But when I went back to the Jordan I’d so ached for eleven years later, I found I was now a tourist in my country of origin, soaking up sites I’d never seen as a child. I couldn’t get enough—visiting Petra; splashing, wading, and bobbing in the Dead Sea; a day at the ancient Roman-ruin amphitheater in Jarash—but even then villagers called me “the American,” pointing out subtle differences in my dress and manner that marked me, even if I was unaware of them.
Innumerable nuances of culture and circumstances have carried me to this place where Minnesota’s crossroads city, its capital, feels so thoroughly my home. Saint Paul is urban while being historically interesting, with its distinctive buildings and neighborhoods, its growing diverse cultures living together while retaining important features of their countries of origin. I created my coffee shop where people who trace their ancestries back to Minnesota territorial days mingle and feel at home with those recently arriving from other places and histories. All contribute to my sense of belonging here. Now.

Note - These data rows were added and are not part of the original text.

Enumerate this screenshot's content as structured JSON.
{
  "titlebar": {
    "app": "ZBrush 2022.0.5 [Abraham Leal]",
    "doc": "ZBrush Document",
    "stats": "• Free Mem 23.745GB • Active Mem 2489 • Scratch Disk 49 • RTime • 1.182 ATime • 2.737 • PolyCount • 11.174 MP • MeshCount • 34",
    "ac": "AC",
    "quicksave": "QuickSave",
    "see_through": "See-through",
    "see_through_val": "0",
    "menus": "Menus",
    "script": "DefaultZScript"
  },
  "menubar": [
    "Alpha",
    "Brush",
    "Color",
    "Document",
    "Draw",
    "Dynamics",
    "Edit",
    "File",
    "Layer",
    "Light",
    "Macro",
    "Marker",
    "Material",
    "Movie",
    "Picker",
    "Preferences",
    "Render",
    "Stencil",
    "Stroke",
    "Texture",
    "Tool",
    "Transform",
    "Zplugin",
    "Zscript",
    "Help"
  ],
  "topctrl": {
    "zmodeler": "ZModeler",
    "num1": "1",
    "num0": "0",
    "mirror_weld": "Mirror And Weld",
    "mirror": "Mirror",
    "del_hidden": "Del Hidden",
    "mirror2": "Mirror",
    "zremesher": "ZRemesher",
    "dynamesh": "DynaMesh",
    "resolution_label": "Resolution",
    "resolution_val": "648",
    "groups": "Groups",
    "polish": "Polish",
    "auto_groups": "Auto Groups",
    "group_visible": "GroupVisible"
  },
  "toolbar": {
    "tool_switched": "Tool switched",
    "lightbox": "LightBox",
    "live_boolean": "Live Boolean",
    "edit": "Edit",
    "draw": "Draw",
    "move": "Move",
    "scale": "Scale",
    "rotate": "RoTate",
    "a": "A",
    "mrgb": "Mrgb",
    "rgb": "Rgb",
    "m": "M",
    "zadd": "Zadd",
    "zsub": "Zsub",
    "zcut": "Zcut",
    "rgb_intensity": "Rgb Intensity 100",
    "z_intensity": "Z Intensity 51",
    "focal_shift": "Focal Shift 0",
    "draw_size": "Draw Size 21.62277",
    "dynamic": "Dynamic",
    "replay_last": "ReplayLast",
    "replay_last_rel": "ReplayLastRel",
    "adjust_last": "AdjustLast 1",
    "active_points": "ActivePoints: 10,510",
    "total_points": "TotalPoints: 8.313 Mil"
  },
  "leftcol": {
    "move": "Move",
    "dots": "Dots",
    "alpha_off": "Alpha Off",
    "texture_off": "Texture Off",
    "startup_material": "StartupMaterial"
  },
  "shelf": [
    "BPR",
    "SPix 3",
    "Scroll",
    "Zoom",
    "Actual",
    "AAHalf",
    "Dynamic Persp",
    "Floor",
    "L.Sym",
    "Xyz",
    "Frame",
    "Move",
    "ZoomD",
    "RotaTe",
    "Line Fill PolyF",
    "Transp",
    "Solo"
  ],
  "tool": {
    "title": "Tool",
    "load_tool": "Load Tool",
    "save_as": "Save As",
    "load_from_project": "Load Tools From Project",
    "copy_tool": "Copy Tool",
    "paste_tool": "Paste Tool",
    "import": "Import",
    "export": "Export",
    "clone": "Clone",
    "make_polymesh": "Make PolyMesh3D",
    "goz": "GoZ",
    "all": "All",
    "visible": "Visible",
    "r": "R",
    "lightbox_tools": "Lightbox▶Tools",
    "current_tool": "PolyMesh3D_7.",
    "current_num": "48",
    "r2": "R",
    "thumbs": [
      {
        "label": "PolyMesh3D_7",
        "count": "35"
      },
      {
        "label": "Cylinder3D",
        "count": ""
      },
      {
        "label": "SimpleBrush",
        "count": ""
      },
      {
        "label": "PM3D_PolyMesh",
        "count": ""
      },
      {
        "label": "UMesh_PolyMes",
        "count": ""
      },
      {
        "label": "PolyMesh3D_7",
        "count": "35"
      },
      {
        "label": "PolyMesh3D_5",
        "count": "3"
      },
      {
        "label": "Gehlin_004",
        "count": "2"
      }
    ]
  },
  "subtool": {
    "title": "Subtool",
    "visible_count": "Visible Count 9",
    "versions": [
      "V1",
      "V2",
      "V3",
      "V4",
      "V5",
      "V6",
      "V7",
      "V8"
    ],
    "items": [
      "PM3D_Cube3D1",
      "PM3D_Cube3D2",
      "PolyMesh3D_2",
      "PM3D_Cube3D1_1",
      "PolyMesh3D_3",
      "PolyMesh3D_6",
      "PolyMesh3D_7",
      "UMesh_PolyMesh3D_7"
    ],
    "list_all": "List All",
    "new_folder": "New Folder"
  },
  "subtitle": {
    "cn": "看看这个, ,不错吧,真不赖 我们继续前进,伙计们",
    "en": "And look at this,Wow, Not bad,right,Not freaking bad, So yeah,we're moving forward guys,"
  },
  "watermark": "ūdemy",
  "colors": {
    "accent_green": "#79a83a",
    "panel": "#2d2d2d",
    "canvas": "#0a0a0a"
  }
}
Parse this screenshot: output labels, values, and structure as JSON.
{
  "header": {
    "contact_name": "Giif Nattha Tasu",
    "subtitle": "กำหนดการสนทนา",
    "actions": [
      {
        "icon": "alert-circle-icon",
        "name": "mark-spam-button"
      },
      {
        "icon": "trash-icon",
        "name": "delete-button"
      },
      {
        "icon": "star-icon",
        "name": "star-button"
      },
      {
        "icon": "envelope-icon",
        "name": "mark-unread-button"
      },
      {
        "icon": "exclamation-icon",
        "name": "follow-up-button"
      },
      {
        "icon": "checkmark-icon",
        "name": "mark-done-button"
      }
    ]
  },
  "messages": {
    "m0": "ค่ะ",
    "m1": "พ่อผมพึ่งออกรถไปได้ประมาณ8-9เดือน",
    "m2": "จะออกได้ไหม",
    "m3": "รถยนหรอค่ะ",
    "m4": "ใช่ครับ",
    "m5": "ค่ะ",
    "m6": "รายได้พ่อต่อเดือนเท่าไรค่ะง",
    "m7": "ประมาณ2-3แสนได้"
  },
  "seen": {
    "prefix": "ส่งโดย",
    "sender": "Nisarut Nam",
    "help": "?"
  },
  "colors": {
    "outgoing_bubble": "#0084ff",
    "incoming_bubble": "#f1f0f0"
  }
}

I’ve always done traditional Middle-Eastern dances at family celebrations, but an experience I had more than a decade ago, the first time I performed on stage, helped me recognize I’d been reborn in this new place. The performance began with six of us dancer-actors, each from a different homeland, laying flat on the stage, hidden under a large sheet of white fabric. After slow rhythmic stirrings, each of us emerged to tell his or her own story in that darkened auditorium. Something about that narrative-dance, a blend of traditional Arabic dance and my own invention, that movement from private act to public dialogue with a random audience, made me understand how much at home I was here in this new crossroads; now so many things had come together to make me belong.
Toward the end of our performance we sat under a tree on stage and drank coffee together, always a sign of community in Jordan; we ended with a joyous dance. My life in Saint Paul is not a joyous dance; no one’s is. But this crossroads is where I now belong.